▶ What is expected
Down to the last line, set down the material below exactly, excluding pictures.

▶ Data extract
● ● ● ● ●

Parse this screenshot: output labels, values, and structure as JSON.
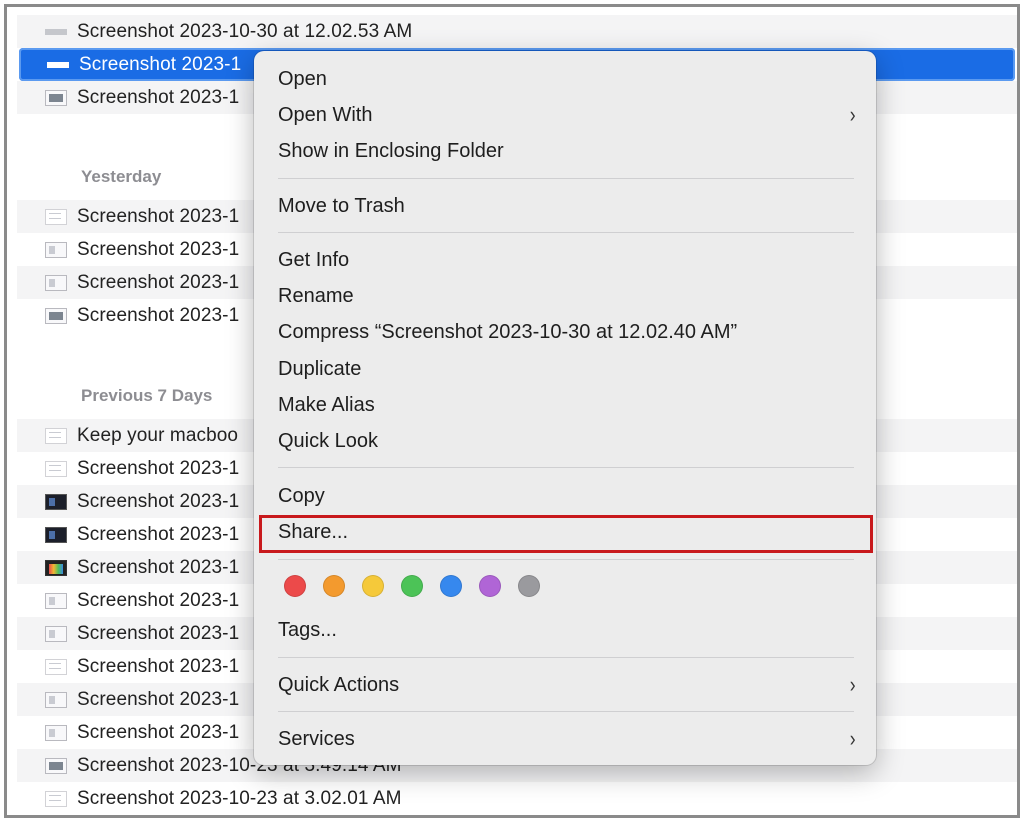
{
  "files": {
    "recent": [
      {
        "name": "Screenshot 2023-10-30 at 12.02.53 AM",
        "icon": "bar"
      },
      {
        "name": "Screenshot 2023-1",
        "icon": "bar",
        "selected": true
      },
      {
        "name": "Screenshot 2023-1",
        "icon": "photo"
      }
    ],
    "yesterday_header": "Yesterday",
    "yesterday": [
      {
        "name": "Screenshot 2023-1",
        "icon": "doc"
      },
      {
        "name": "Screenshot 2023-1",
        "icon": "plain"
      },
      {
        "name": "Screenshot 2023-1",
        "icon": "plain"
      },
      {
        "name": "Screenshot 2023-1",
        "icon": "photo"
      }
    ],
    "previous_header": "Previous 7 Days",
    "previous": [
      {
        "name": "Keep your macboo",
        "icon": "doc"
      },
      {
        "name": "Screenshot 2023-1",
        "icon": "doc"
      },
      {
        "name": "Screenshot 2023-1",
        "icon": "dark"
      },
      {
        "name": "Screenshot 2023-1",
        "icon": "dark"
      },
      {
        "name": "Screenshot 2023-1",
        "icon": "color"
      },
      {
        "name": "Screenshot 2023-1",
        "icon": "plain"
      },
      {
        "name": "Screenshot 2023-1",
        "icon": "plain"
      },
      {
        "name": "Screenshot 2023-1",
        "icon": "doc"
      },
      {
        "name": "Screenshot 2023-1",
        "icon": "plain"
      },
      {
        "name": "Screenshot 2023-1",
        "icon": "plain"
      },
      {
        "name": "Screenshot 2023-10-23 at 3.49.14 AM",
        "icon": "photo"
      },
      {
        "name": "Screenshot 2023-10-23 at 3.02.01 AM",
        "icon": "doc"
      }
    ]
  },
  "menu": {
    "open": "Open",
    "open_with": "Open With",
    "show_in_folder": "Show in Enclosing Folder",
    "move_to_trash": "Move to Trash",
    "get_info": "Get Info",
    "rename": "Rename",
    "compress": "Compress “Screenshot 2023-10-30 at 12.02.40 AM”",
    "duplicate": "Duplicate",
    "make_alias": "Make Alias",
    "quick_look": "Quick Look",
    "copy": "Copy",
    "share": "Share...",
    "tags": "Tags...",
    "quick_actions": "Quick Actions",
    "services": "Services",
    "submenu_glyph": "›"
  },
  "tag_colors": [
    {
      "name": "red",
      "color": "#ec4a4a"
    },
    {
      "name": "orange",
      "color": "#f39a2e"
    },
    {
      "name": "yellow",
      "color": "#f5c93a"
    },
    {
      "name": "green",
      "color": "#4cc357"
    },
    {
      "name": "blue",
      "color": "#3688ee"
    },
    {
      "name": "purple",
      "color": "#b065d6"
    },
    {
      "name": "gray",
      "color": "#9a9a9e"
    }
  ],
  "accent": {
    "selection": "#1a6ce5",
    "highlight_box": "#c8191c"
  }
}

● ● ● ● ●

▶ Task output
Parse this screenshot: output labels, values, and structure as JSON.
{
  "files": {
    "recent": [
      {
        "name": "Screenshot 2023-10-30 at 12.02.53 AM",
        "icon": "bar"
      },
      {
        "name": "Screenshot 2023-1",
        "icon": "bar",
        "selected": true
      },
      {
        "name": "Screenshot 2023-1",
        "icon": "photo"
      }
    ],
    "yesterday_header": "Yesterday",
    "yesterday": [
      {
        "name": "Screenshot 2023-1",
        "icon": "doc"
      },
      {
        "name": "Screenshot 2023-1",
        "icon": "plain"
      },
      {
        "name": "Screenshot 2023-1",
        "icon": "plain"
      },
      {
        "name": "Screenshot 2023-1",
        "icon": "photo"
      }
    ],
    "previous_header": "Previous 7 Days",
    "previous": [
      {
        "name": "Keep your macboo",
        "icon": "doc"
      },
      {
        "name": "Screenshot 2023-1",
        "icon": "doc"
      },
      {
        "name": "Screenshot 2023-1",
        "icon": "dark"
      },
      {
        "name": "Screenshot 2023-1",
        "icon": "dark"
      },
      {
        "name": "Screenshot 2023-1",
        "icon": "color"
      },
      {
        "name": "Screenshot 2023-1",
        "icon": "plain"
      },
      {
        "name": "Screenshot 2023-1",
        "icon": "plain"
      },
      {
        "name": "Screenshot 2023-1",
        "icon": "doc"
      },
      {
        "name": "Screenshot 2023-1",
        "icon": "plain"
      },
      {
        "name": "Screenshot 2023-1",
        "icon": "plain"
      },
      {
        "name": "Screenshot 2023-10-23 at 3.49.14 AM",
        "icon": "photo"
      },
      {
        "name": "Screenshot 2023-10-23 at 3.02.01 AM",
        "icon": "doc"
      }
    ]
  },
  "menu": {
    "open": "Open",
    "open_with": "Open With",
    "show_in_folder": "Show in Enclosing Folder",
    "move_to_trash": "Move to Trash",
    "get_info": "Get Info",
    "rename": "Rename",
    "compress": "Compress “Screenshot 2023-10-30 at 12.02.40 AM”",
    "duplicate": "Duplicate",
    "make_alias": "Make Alias",
    "quick_look": "Quick Look",
    "copy": "Copy",
    "share": "Share...",
    "tags": "Tags...",
    "quick_actions": "Quick Actions",
    "services": "Services",
    "submenu_glyph": "›"
  },
  "tag_colors": [
    {
      "name": "red",
      "color": "#ec4a4a"
    },
    {
      "name": "orange",
      "color": "#f39a2e"
    },
    {
      "name": "yellow",
      "color": "#f5c93a"
    },
    {
      "name": "green",
      "color": "#4cc357"
    },
    {
      "name": "blue",
      "color": "#3688ee"
    },
    {
      "name": "purple",
      "color": "#b065d6"
    },
    {
      "name": "gray",
      "color": "#9a9a9e"
    }
  ],
  "accent": {
    "selection": "#1a6ce5",
    "highlight_box": "#c8191c"
  }
}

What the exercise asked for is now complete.